The Federal Reserve (Fed) uses the Discount Rate (DR), to put money into the system. If the DR drops below the Federal Funds Rate (FFR) then banks will borrow money from the Fed rather than from other banks. In 2005, the Federal Reserve continued to increase the Federal Fund Rate from 2 ½ % to 4 ¼ %.
UBS in London took a different approach to manage their operations during unpredictable interest rate variations. UBS choose, instead to capitalize on successes of the past and take risk that will pay off in the future. Following an in-depth study of the bank’s competitive position, the newest head of UBS, Huw Jenkins responded to the results by authorizing an ambitious investment plan. The plan includes hiring more bankers and to take on adding more risks to UBS’ balance sheet. This is a change from the past, when UBS remained the fifth largest equities house, yet employed 500 more people in equities than it does today. (Financial Times, 2005, Page 9)
CITE THIS AS:

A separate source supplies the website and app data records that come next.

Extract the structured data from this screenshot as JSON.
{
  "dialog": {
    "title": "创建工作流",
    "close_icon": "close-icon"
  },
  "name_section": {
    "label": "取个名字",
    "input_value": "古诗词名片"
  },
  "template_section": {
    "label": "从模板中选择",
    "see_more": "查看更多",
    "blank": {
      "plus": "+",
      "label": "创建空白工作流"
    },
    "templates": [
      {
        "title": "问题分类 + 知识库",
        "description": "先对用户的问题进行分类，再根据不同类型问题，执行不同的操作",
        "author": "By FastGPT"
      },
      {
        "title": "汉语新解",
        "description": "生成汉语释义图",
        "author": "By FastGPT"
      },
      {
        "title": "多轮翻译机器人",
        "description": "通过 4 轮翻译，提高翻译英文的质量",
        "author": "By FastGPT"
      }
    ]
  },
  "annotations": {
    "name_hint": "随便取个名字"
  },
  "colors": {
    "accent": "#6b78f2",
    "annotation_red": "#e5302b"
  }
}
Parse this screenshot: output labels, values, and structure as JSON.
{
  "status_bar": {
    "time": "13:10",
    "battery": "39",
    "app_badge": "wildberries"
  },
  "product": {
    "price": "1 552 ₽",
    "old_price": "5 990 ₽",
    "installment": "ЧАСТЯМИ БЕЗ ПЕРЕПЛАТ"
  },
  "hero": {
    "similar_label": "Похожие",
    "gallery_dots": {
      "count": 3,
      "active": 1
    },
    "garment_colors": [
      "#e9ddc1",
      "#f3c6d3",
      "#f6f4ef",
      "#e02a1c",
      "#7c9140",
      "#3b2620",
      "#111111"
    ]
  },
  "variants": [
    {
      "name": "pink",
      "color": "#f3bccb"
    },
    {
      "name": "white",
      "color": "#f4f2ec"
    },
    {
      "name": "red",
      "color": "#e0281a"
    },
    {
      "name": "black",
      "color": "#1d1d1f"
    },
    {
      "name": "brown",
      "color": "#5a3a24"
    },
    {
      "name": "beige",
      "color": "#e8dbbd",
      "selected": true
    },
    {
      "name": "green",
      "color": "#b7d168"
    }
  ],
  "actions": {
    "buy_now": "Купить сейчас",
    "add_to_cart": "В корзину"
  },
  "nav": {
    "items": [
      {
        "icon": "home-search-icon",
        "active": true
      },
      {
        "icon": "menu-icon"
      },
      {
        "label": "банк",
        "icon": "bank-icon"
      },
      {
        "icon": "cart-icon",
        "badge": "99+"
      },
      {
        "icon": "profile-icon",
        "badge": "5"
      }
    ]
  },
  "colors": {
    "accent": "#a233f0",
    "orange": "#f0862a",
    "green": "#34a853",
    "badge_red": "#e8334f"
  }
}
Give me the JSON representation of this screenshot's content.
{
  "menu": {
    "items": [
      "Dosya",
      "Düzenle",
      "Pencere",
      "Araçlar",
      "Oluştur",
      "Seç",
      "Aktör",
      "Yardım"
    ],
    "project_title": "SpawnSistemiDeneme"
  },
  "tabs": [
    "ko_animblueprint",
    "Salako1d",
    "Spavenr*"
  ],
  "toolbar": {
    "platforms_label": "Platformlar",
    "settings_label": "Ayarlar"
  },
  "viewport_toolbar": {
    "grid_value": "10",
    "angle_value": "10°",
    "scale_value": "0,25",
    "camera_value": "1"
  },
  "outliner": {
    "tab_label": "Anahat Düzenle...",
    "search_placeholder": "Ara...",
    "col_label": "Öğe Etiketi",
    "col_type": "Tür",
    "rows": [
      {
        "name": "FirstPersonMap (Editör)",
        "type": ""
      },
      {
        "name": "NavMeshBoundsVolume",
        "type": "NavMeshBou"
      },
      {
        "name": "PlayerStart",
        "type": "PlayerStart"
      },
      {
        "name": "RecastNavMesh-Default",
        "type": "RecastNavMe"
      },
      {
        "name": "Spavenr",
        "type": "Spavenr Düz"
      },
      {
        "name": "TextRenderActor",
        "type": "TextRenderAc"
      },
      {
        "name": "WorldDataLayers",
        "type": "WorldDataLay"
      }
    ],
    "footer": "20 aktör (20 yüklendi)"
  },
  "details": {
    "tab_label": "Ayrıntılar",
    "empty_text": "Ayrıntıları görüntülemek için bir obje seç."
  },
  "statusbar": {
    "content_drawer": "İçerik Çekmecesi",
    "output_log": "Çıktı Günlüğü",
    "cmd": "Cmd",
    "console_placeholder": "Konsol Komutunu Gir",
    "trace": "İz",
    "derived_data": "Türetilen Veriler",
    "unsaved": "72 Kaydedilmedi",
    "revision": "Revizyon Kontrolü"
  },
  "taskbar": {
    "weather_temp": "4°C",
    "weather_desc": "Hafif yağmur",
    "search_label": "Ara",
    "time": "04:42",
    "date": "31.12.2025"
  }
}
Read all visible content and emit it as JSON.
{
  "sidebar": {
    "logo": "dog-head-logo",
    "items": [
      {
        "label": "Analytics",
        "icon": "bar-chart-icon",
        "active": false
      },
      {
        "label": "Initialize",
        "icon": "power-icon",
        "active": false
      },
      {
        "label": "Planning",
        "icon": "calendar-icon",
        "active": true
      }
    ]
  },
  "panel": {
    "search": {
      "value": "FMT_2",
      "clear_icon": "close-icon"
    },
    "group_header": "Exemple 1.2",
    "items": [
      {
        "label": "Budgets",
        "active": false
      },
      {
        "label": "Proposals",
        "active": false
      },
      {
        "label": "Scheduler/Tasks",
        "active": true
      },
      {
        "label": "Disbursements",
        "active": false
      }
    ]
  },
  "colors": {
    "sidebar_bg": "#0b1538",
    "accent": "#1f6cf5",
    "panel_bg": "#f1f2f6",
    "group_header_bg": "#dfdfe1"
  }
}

YouSigma. (2008). "UBS Response to Changes in Interest Rate." From http://www.yousigma.com.